If a line in the entries below includes "стороне", show that line.

(Material for the task Opens)

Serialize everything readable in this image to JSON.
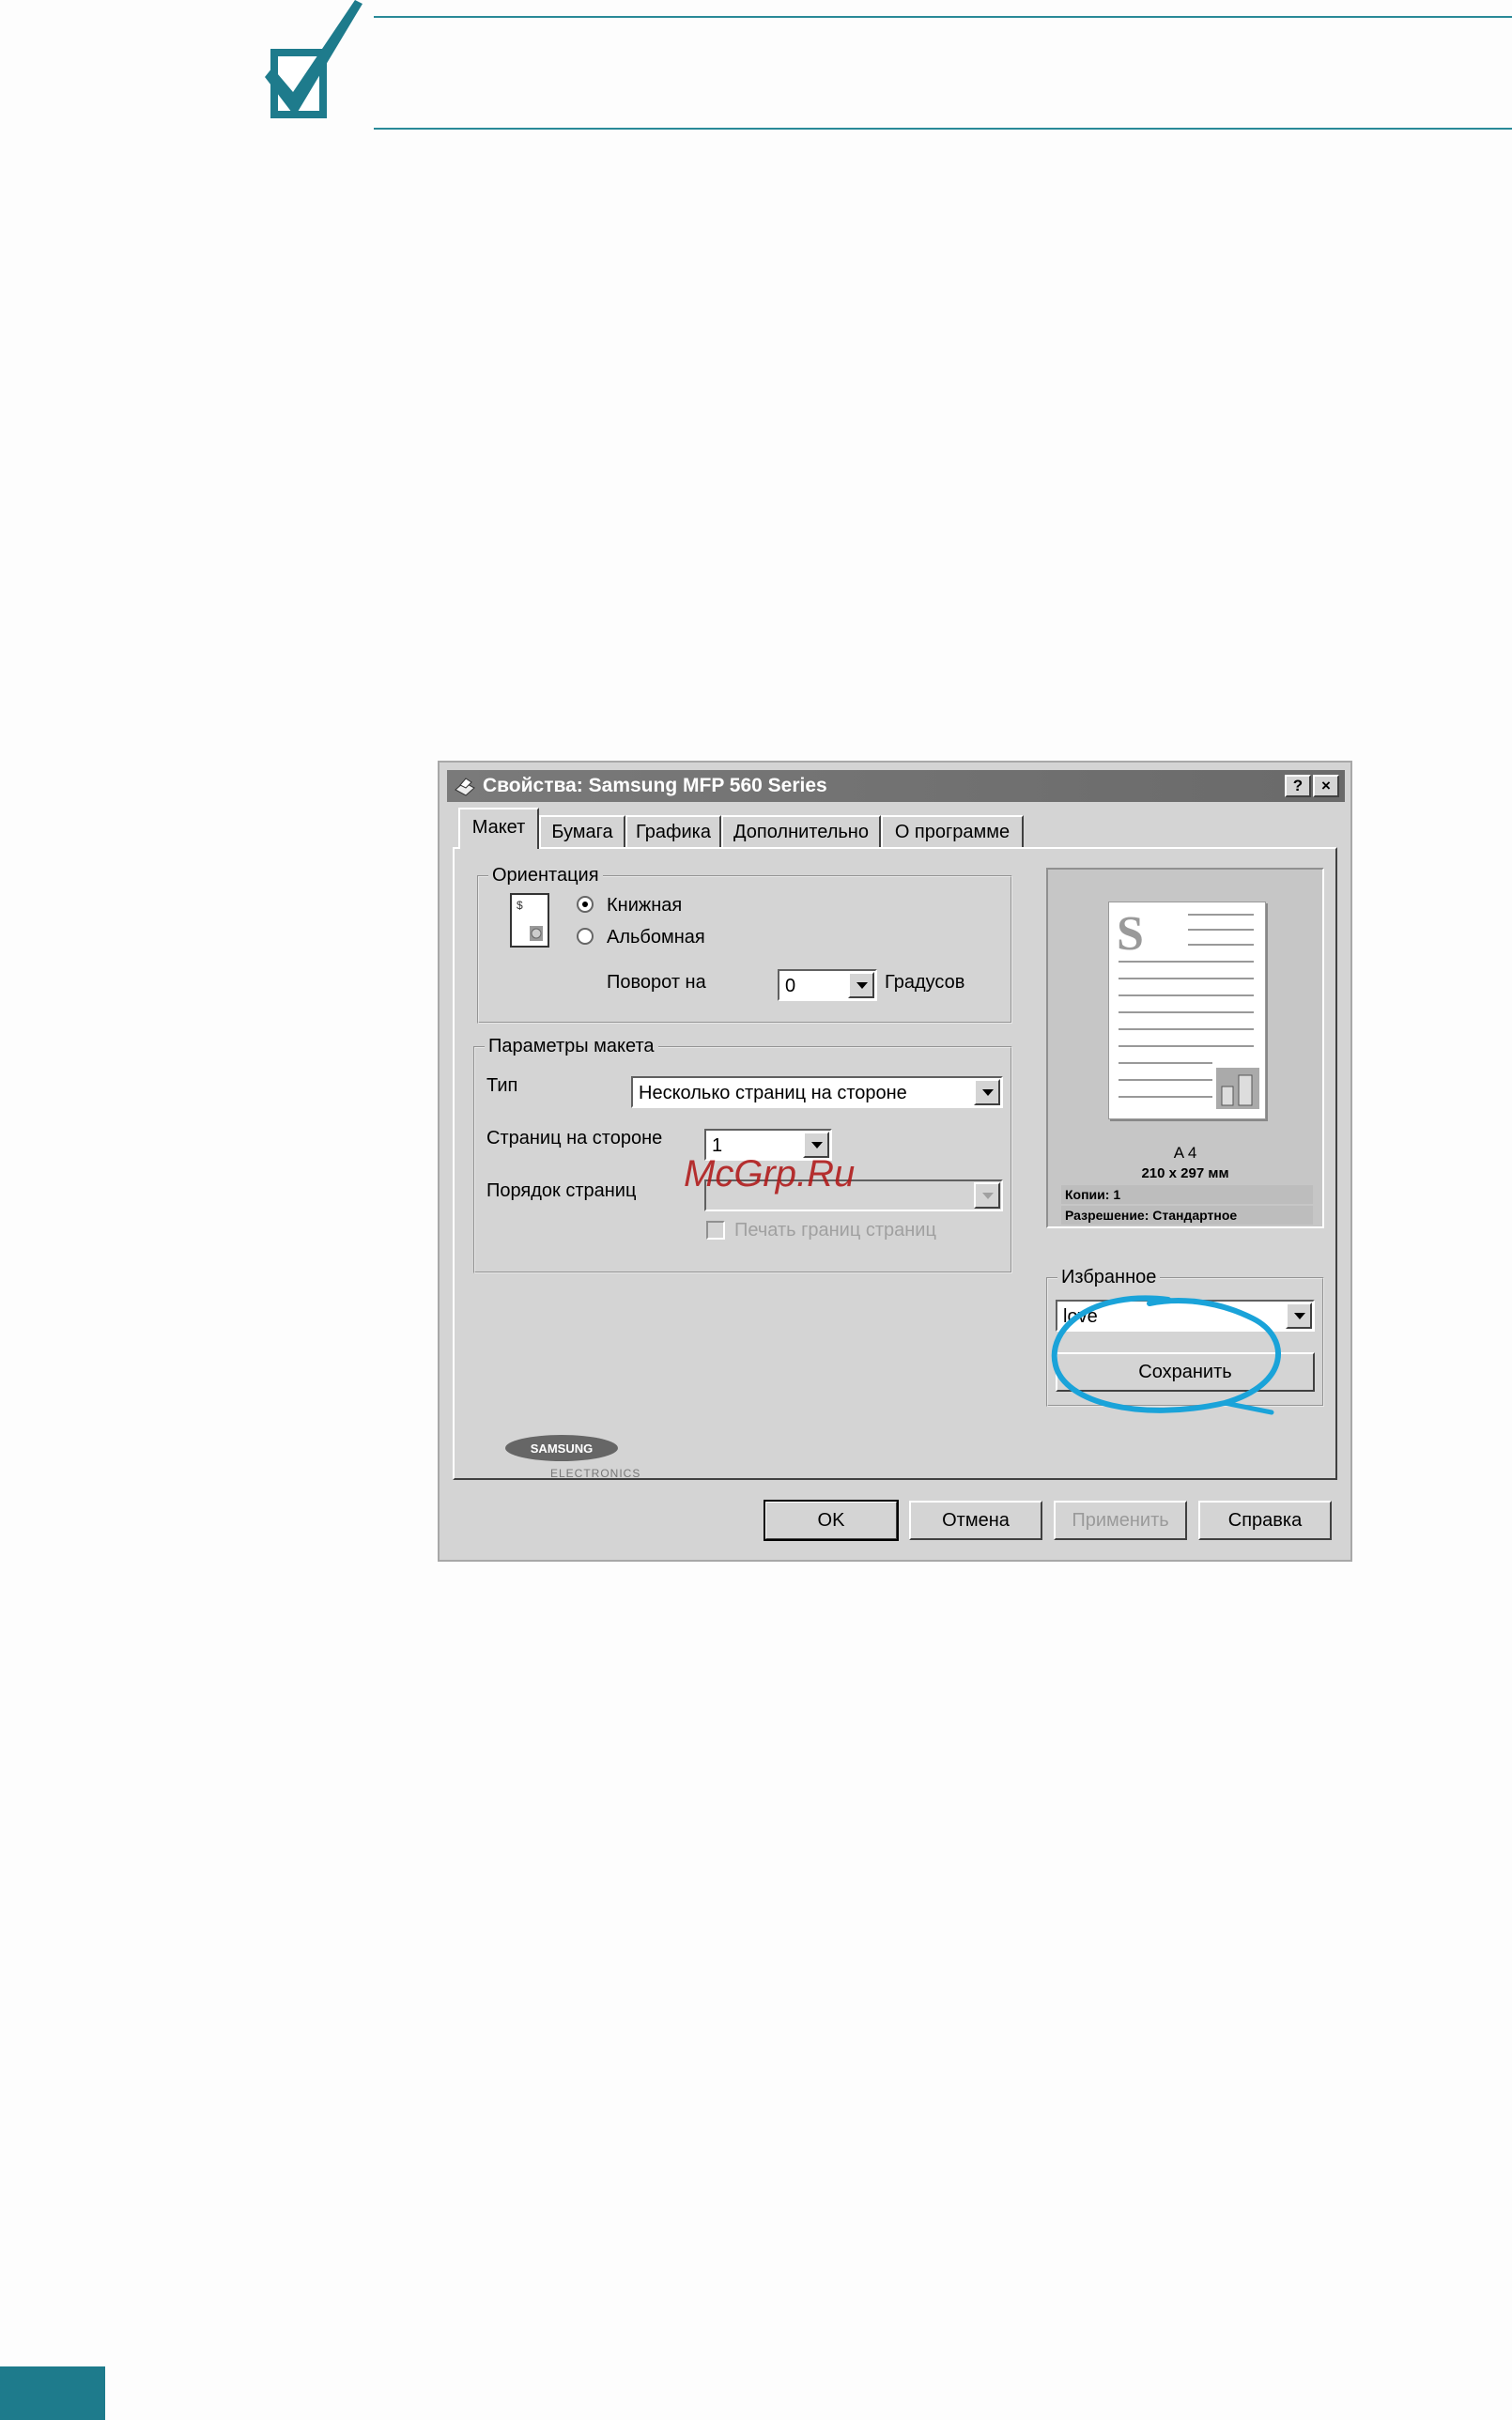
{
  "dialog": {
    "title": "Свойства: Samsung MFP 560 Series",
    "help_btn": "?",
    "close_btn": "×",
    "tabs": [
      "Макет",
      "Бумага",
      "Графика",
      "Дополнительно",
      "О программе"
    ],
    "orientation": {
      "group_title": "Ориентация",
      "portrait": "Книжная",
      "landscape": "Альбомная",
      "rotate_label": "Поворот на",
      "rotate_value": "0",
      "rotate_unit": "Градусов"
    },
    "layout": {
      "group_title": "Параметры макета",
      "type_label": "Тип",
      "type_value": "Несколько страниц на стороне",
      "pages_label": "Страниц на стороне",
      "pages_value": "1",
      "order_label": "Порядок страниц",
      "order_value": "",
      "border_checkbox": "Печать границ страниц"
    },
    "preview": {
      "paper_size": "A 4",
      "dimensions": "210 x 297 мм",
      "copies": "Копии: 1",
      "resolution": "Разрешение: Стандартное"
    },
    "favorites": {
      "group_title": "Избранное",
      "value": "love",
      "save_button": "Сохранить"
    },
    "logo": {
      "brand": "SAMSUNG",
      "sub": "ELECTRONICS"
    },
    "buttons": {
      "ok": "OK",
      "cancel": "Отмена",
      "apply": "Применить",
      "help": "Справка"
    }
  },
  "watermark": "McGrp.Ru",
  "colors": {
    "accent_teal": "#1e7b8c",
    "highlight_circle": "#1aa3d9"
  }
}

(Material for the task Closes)

[Exercise result]:
      "type_value": "Несколько страниц на стороне",
      "pages_label": "Страниц на стороне",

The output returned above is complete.